By the start of the second course, two more bridesmaids would be “Man down!” and loaded into the limo to be whisked away. This would cause the Bride to launch into Tearful and Wailing Speech Number One: Don’t You Understand This Is My Wedding? The remedy for this drama would be another round of shots, followed by the meat course, which everyone would secretly want to eat but no one will eat.
I would then be asked if dancing is allowed. I would say no. This would be met with Tearful and Wailing Speech Number Two: Don’t You Fucking Understand This Is My Wedding?

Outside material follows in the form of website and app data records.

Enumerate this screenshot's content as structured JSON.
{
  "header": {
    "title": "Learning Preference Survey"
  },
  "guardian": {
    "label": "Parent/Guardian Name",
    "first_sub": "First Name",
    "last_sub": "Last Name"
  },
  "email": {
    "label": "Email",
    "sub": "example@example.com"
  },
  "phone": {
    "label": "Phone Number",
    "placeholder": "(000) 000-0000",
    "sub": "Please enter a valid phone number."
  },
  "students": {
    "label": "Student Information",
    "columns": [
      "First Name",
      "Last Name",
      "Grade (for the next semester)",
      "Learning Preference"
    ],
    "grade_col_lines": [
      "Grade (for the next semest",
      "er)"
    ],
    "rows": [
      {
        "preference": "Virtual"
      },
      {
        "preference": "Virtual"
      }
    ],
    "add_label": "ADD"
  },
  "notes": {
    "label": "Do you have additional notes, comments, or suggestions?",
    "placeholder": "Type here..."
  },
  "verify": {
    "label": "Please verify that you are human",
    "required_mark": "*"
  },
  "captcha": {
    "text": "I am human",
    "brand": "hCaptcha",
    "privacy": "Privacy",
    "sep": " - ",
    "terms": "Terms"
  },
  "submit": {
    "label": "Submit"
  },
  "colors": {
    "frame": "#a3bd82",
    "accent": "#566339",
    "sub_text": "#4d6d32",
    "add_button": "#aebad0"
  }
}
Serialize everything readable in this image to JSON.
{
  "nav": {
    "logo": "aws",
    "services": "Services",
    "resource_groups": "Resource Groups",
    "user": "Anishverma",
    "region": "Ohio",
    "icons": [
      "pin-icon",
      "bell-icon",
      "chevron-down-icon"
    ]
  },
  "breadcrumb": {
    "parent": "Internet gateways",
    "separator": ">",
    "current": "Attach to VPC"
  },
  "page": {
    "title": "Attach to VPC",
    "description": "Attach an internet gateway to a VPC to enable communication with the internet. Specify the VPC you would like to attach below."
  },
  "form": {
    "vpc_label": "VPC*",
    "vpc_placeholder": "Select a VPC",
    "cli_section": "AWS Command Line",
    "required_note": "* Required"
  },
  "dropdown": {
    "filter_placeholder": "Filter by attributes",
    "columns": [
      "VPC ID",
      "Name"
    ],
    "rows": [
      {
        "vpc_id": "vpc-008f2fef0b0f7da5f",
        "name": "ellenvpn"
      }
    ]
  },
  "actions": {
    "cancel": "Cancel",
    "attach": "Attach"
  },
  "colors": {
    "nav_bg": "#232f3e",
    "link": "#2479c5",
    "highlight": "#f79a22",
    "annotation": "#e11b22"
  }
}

At the end of the evening, three of the four remaining conscious bridesmaids would attempt to split the check, and they would get it wrong three times. It would be my fault, obviously, and then Drunk Math would result in a three-hundred-dollar underpayment, coming out of the service charge.
“I’ll bet you a hundred bucks I sell the most expensive bottle tonight,” I blurted. I’m not exactly sure why I said it: Anger at a manager who didn’t respect who I was or what I’d been through; or jealousy of a kid who accomplished in six years what took me twenty.
Andrew froze at the door. “Wait, what? Are you serious?”
“Dead serious,” I said.
Andrew folded his arms across his chest and stared at me as if I asked him to solve a quadratic equation. “So, you’ll bet me a hundred dollars that you can sell a more expensive wine to the Mike’s Hard Lemonade Crew than I can to the Board of Directors of the nation’s third-largest private equity firm?”
Well, when you put it that way… No matter. I was betting on my ability to optimize potential. I mean, it’s not like the Jansens had booked their party at Applebee’s.
“You got it.”
“You’re on.” Andrew stuck out his hand and I shook it. He had that kind of non-committal handshake that feels like you’re clutching a wet hunk of pork loin. I dropped his hand and brushed past him.
I’ll never say out loud that I doubted my potential to win the bet, but it crossed my mind to add Franzia to the system and charge $1,000 per box for it.